I've never been particularly good at learning languages, but I try. Over the years I've tackled a few in school, and quite a few on my own. In the process I've looked into formal linguistics and read a few texts in semantics and general sematics.
In addition, I have had brief exposure to Natural Language Programming (NLP), using grammar-based and statistic-based approaches.
My approach is:
My native tongue. Not that I approve. I consider myself an aboriginal pre-Celtic Briton, whose land was overrun by assorted IndoEuropeans (Romans, Angles, Saxons, Norse, etc). My people were pushed into mountainous Wales, then to North America, then to the West coast of North America.
2017-10-17: Current theory is that Celtic languages arrived in Great Britain via a cultural borrowing from Europe, not a direct "celtic invasion". What was the pre-celtic language? Given that there are genetic clues for continuity along the Atlantic coast, and specifically with Basque peoples, perhaps pre-celtic Welsh spoke something like Basque. If so, they may have found Indo-Eurpoean celtic "British" an improvement worth borrowing -- at least for trade and then for daily use.
Be that as it may, I've read fairly broadly in English. Have spent many hours browsing libraries and bookstores. Tend to read the entire works of an author in a burst (1-2 books a day).

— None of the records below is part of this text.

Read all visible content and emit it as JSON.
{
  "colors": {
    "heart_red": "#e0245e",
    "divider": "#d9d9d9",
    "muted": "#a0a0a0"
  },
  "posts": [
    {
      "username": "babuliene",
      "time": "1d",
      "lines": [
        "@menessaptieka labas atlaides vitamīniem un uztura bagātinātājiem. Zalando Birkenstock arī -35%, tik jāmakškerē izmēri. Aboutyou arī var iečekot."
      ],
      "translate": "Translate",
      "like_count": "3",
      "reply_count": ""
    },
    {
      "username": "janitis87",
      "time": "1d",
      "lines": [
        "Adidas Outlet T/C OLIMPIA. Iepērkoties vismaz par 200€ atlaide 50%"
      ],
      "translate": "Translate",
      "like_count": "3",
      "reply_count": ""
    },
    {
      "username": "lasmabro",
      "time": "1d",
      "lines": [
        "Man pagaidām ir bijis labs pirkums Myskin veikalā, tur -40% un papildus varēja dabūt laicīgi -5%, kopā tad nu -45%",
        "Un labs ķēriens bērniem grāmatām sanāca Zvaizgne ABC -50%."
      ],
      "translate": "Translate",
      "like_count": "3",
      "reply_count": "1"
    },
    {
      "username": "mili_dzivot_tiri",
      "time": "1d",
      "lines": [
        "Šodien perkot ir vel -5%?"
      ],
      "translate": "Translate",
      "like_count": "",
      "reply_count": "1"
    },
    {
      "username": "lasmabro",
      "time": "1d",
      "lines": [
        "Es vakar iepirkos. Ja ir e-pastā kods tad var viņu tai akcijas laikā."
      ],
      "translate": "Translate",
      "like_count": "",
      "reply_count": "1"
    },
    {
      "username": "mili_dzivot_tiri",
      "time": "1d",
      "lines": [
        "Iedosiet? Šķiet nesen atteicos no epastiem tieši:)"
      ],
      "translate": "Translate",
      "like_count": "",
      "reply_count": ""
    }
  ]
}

Studied it in highschool. Read Faust and a few other odds and ends. My grandmother had some "blackletter" books which were fascinating but pretty hard to read. With apologies to Germans everywhere, neither the language nor the culture does much for me.
Studied it in college. Followed by graded readers and then collections of pieces from 1700-1800's. I never caught on to the nuances of the multiple french languages. My instructor said she knew 5 languages, and 4 were french.
Used TY . Ended with several contemporary novels and then El Cid. I liked the sound of El Cid.
Used Wheelock's Latin (c. 1963) text and the Using_Latin (c. 1961) texts. Ended with Gallic_Wars , Argicola , and assorted smaller readings. I tried to use the hard "c" sound (Tacitus as tack-i-tus), but I can hear how the soft "c" evolved.
Used Homeric_Greek and Reading_Greek . The long term goal is The Oddessey. It's been on on my bedside table for years.
Used Japanese in 10 Minutes a Day and worked on Japanese for Busy People . Also have several readers.
I stopped when I realized I don't have a subtle bone in my body, and that the Japanese culture might as well be Martian as far as I'm concerned. Learning an entirely different language family and 3 scripts was just too much. We'll have to meet halfway. Like in Hawaii. At a luau.
So I'll just stick with translations, like haiku, koans, and Shonagon's pillow book.
Awesome culture and awesome language. I started backwards -- learning 1000 kangi over a summer from Reading_and_Writing_Chinese (c. 1979) Of course I forgot most of them immediately. Then restarted with texts prepared by mainland China. These were pretty drab. I think I'm looking for a spicier dialog. Something like Suzy Wong does Berlitz. Anyway, reading Li Bo even in translation is a winner.
I can understand why the Chinese people had to revolt against the crushing burden of the Mandarin heritage. But once they've made their own place in the world, they need to go back and rescue some of the earlier culture and writings.
Used Richardson's Esperanto (c. 1988) I like cultures that are willing to use romance to coax readers along another page. Also did the on-line email course. Reading is easy. Getting the idioms right for writing is tough.
For a while I lurked on soc.culture.esperanto, but it is (was) mostly about the language. Kind of like listening to shortwave and hearing about receivers and antennas.
2016-12-20: See Geography-India-Language
2017-10-17: See Geography-Italy-Language
Using TY plus several dictionaries and vocabularies. Just getting started.
Mostly I've become too busy with other things to do languages. Here are some options:
Also known as Computational Linguistics. I've read a few texts, and have done MS CompSci-level exercises, but haven't really dug in. I'm vaguely interested in doing human-assist Machine Translation, mostly for vocabulary. I find it is easy to recognize grammar in languages you have once known, but the vocabulary is easily lost.
I'm just beginning to build OSS tools for multi-lingual text editing, such as mined and scim.
Creator: Harry George